For the last 18 years Peter has been nipping at the heels of planing power boats, gradually pushing the sprint speed of his displaning hull form higher, whilst still maintaining the advantage of range, cruising economy and load carrying ability. On long coastal cruises his displaning power cats have consistently produced faster long passages than planing boats, steadily covering the distance at 17kts without having to divert to ports to refuel on the way. The Express version of the Offshore 49 takes high speed power boat cruising to another level altogether, combining all the sprint speed attributes of the planing mono or multihull with the cruising economy, range, carrying capacity and smooth ride of the displaning power cat.
Taking advantage of the Pathfinder M’s expanding capability, Peter also has a commercial version on the drawing board in both hull lengths aimed at the inshore fishing industry, small ferries, patrol and rescue applications. A shorter cabin and accommodation for four in two cabins leaves a huge back deck that in combination with the power catamarans stability, makes the ideal work platform. There have been and still are plenty of planing power cats being put into commercial service, however they have not always been entirely successful in applications that required a reasonable load carrying capacity, because when loaded they cannot not always ‘get on the plane’, whereas the displaning hull form has no such problems. In fact Peter’s designs are extremely forgiving to high loads only affecting their top speed by a knot or two and making less than 10 lph difference in fuel consumption at cruising speeds. When overloaded or over weight, planing power cats are not able to ‘get on the plane’ so the wingdeck clearance and tunnel volume is reduced, resulting in their wingdeck structure taking more of a pounding, which in turn creates both structural problems and an uncomfortable ride. The planing catamarans generally narrower, lower volume tunnel created by wider planing hulls then become even more of a problem when not ‘on the plane’, as wave interaction and increased wetted surface decrease performance further.

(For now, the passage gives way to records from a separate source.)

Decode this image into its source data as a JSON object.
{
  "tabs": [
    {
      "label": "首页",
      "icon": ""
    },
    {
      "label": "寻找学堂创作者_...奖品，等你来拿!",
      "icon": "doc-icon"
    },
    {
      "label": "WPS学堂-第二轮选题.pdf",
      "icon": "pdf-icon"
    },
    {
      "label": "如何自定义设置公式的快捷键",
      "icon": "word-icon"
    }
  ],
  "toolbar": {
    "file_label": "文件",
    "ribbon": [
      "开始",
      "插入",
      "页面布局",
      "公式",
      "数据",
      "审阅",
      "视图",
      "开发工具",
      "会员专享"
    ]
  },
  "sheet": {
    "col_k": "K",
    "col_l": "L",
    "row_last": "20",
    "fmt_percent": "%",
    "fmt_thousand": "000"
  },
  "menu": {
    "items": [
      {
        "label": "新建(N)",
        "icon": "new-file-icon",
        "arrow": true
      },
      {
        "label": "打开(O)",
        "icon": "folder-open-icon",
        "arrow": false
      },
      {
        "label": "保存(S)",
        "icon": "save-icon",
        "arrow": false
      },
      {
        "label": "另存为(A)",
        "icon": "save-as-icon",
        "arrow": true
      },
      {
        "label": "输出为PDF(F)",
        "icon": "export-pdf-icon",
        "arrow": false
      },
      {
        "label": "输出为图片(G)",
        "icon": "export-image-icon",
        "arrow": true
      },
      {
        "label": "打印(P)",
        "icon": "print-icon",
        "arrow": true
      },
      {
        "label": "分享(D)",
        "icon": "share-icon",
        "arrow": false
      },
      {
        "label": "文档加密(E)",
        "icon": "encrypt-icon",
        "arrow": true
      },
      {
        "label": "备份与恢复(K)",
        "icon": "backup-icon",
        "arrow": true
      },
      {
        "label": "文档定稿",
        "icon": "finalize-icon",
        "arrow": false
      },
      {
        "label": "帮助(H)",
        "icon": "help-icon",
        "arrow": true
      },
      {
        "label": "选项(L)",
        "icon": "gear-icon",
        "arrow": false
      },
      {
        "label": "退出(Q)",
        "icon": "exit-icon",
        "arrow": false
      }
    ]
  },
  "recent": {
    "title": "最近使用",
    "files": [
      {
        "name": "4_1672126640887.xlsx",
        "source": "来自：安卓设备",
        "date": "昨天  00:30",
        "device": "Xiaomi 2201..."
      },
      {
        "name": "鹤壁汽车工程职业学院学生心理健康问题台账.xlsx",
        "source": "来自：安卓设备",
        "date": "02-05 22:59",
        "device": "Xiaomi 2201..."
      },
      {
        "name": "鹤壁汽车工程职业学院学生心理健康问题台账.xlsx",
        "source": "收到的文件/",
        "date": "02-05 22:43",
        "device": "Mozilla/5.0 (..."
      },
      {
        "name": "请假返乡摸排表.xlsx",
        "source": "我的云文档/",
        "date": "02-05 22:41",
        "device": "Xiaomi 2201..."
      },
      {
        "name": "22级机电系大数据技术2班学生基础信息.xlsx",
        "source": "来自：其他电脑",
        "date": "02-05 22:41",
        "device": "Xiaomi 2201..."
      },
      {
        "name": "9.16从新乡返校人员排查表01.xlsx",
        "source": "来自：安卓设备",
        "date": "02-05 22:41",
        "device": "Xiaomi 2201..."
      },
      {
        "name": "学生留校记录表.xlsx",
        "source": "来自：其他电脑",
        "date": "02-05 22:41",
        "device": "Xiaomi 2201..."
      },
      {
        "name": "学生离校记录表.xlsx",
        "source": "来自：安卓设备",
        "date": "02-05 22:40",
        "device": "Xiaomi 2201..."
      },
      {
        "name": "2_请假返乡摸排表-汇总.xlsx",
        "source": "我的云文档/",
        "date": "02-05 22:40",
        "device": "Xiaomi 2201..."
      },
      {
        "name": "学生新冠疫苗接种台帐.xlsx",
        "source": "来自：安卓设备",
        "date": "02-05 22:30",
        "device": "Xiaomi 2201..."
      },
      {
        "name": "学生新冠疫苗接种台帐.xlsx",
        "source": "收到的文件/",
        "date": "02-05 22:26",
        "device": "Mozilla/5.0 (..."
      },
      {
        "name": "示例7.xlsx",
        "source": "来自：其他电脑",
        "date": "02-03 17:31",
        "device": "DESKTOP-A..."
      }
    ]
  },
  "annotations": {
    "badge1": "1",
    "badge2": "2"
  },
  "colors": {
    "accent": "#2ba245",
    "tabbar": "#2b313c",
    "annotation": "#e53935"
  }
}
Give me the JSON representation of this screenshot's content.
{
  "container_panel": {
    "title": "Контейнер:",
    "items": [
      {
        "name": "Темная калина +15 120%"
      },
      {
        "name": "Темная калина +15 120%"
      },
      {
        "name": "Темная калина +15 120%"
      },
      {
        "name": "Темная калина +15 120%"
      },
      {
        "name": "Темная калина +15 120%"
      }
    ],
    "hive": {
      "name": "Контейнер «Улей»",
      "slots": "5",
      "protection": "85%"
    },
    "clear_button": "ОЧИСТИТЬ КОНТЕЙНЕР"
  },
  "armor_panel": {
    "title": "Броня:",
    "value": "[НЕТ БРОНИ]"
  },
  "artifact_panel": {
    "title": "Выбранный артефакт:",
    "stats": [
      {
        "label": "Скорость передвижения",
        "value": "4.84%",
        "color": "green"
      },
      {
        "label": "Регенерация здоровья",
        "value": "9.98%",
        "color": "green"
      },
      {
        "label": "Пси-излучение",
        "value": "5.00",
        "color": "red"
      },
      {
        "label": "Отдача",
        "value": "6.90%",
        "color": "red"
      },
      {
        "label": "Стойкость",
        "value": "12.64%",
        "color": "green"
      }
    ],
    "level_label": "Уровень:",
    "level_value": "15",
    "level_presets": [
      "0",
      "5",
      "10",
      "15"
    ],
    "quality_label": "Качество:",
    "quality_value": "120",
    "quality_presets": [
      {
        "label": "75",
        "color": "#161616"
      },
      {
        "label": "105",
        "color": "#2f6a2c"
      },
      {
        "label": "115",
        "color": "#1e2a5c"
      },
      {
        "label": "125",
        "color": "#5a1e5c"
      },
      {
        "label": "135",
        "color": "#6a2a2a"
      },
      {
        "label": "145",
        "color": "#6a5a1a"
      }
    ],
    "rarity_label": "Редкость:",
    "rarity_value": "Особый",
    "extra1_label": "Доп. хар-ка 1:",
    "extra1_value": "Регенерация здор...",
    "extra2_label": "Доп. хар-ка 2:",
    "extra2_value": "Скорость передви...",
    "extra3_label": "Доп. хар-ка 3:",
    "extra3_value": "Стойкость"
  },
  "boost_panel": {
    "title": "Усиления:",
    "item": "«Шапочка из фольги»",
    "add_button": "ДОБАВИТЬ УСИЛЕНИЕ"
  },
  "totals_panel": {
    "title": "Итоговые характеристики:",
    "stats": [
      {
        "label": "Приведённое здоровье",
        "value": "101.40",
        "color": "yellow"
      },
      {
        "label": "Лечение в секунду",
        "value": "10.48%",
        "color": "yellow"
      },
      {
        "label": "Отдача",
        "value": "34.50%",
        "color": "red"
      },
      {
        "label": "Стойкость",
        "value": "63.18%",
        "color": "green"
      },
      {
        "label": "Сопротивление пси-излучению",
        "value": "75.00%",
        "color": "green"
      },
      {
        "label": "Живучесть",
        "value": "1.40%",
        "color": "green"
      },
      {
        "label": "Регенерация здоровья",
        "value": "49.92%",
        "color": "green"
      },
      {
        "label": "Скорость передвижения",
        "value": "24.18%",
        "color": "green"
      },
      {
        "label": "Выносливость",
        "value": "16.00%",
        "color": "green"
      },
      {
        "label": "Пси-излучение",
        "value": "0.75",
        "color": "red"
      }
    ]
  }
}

As the Pathfinder ‘M’ range has narrower displaning hulls, a higher tunnel clearance and a wider tunnel width than most planing cats, it is just as efficient when running at lower speeds as it is at higher speeds, cutting through the water rather than trying to plane over it. This seamless transition between displacement and planing speeds allows the commercial operator to choose the safest speed for the conditions, without having to think about whether they are ‘on the plane’ or off it.
Peter Brady is not only one of the pioneers of the displaning power catamaran, he has also managed to stay at the forefront of its development to this day. This new Pathfinder ‘M’ range demonstrates both his ability and vision as to the future of power catamarans.